How psychedelia transformed pop culture

51wQRENPRFL._SX338_BO1,204,203,200_Rob Young at The New Statesman:

Aldous Huxley had got his way, this book would have been titled Phanerothymia and Other Colours. That was the term Huxley proposed for the experience of taking lysergic acid diethylamide (LSD), the hallucinogenic drug first synthesised in a Swiss laboratory on the eve of the Second World War. It was the British psychiatrist Humphry Osmond who came up with “psychedelia”, from the Greek words for “mind” and “manifest”. The term has since become associated predominantly with music. Rob Chapman’s book attempts to catalogue the far-reaching effects of the psychedelic experience as it expanded into the world over a 25-year period after the war, when books such as Huxley’sThe Doors of Perception (1954) became required reading for counter­cultural sky pilots.

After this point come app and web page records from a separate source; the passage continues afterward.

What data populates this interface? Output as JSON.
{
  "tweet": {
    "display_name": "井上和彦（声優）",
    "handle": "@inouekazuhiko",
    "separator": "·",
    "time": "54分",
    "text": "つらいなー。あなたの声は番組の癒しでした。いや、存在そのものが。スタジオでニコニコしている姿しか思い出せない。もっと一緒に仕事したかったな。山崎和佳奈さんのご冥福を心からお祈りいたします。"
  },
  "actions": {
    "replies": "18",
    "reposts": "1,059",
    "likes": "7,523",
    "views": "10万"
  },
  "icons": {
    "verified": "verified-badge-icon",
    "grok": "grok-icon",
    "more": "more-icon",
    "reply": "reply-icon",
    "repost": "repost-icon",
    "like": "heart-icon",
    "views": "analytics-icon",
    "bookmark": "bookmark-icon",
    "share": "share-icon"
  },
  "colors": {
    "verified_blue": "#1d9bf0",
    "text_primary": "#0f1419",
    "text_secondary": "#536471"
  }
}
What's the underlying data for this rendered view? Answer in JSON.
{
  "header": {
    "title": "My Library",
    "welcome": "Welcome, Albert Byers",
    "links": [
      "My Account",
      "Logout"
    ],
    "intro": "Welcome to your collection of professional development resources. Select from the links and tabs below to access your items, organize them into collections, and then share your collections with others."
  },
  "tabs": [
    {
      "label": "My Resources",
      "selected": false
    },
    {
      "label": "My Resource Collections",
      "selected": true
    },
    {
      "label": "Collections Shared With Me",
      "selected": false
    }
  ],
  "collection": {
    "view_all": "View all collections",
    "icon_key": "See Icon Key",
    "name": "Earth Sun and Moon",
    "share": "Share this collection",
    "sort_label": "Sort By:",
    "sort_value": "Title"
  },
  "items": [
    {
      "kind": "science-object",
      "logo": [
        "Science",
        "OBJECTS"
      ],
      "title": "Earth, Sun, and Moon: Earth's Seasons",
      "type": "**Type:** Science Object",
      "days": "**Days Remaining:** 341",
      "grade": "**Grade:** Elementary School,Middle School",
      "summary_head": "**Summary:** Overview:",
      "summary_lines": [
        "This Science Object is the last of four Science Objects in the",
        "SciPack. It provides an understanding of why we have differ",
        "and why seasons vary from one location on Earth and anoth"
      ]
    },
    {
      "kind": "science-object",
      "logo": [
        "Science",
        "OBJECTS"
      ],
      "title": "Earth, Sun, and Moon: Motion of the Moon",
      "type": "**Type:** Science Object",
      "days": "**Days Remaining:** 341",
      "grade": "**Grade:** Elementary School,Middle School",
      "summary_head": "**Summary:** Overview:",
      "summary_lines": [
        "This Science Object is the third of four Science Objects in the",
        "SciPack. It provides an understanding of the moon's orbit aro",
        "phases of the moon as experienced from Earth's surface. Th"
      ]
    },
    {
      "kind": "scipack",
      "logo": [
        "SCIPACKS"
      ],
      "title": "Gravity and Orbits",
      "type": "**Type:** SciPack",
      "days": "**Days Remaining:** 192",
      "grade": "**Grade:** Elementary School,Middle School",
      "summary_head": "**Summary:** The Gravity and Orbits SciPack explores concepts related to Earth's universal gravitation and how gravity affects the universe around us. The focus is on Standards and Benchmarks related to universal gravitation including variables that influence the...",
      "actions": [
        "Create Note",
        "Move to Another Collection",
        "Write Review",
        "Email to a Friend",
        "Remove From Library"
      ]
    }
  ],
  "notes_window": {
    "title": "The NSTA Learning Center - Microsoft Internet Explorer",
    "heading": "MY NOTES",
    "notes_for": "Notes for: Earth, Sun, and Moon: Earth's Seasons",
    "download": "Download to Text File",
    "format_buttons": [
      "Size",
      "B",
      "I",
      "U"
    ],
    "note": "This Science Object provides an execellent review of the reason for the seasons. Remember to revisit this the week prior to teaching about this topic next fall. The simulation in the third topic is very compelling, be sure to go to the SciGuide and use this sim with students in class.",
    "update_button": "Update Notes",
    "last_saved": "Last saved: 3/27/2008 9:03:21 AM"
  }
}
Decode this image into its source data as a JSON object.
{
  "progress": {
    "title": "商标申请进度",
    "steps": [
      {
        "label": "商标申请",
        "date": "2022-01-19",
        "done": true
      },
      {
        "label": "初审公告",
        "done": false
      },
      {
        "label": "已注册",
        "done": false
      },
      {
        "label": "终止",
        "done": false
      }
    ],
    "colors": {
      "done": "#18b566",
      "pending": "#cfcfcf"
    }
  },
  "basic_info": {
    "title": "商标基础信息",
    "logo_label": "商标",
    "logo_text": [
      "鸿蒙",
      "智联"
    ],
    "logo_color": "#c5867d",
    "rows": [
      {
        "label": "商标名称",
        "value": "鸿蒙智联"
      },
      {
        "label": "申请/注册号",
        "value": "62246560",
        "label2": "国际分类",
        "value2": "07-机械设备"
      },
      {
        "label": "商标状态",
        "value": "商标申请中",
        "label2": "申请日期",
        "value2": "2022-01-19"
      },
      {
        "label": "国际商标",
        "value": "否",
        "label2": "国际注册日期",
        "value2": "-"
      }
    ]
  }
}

Acid removes the filters that the brain normally applies to reality and users often describe a perception of interconnectedness, a slowing down of time and sensations of synaesthesia. The arts had been striving for similar effects with special vigour in the 20th century through movements such as cubism and surrealism and various branches of avant-garde music. Chapman traces a curlicued history connecting the Hungarian artist László Moholy-Nagy’s kinetic light sculptures with the youth parties in mid-1960s San Francisco, where fledgling psychedelic groups such as the Grateful Dead and Jefferson Airplane routinely performed with multicoloured oil-wheel light shows.

more here.